## TASK DESCRIPTION:
Scan the lines below and report each one containing "screenshot" by copying it.

## DATA RECORDS:
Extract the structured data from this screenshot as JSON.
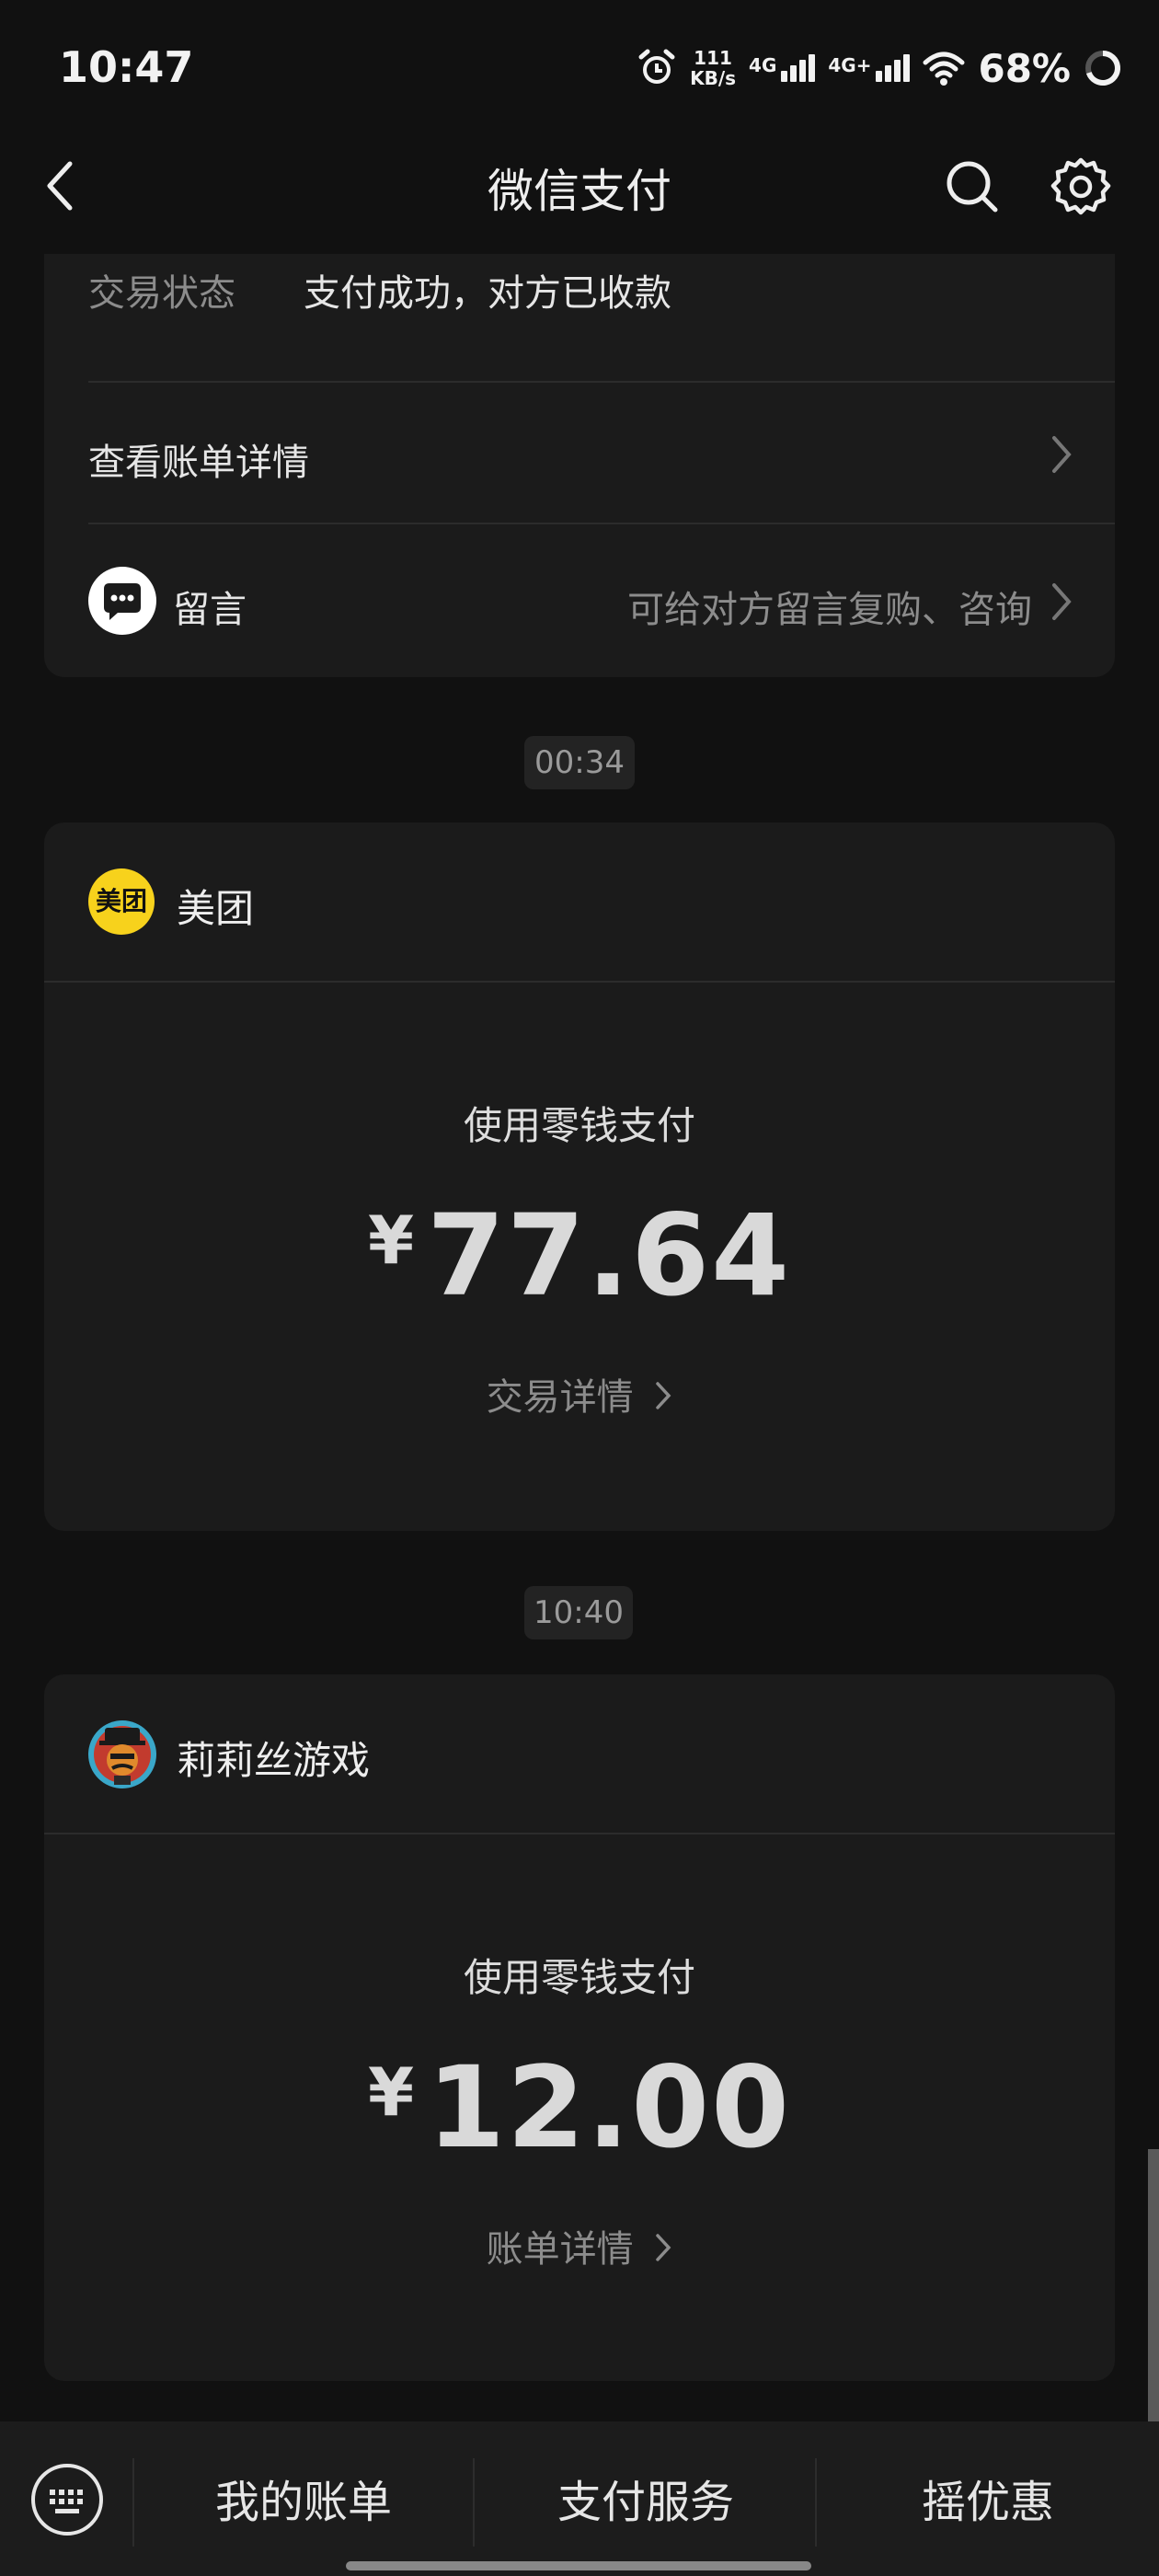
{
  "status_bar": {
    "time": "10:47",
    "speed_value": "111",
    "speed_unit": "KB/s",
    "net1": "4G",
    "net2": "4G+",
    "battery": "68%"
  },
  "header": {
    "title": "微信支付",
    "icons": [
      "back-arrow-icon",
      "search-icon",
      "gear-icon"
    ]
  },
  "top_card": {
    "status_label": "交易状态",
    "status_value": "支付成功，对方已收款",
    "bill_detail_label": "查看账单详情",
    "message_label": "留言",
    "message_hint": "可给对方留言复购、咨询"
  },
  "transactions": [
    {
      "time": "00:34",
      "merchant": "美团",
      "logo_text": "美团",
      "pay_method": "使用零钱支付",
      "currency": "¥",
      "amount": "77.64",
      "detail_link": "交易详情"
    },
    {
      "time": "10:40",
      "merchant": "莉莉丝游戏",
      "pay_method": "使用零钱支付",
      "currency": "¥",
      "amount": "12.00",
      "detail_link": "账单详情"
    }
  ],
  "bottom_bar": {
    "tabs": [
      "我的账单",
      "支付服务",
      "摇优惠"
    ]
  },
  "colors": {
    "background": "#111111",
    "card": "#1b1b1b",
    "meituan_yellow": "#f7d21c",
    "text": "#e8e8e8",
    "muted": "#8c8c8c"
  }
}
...
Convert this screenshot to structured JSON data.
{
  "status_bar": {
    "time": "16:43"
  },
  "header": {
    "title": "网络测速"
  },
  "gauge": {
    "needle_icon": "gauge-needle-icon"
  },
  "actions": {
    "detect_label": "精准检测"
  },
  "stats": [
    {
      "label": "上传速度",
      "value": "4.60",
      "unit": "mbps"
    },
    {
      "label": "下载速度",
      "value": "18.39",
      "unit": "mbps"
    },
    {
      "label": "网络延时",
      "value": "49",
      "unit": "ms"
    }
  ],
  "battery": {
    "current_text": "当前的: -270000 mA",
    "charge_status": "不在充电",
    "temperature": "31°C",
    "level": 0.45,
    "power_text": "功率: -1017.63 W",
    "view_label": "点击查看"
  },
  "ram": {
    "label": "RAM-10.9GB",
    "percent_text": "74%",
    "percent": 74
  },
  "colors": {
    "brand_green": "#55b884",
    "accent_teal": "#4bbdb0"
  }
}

## ANSWER TO THIS TASK:
Extract the structured data from this screenshot as JSON.
Convert this screenshot to structured JSON data.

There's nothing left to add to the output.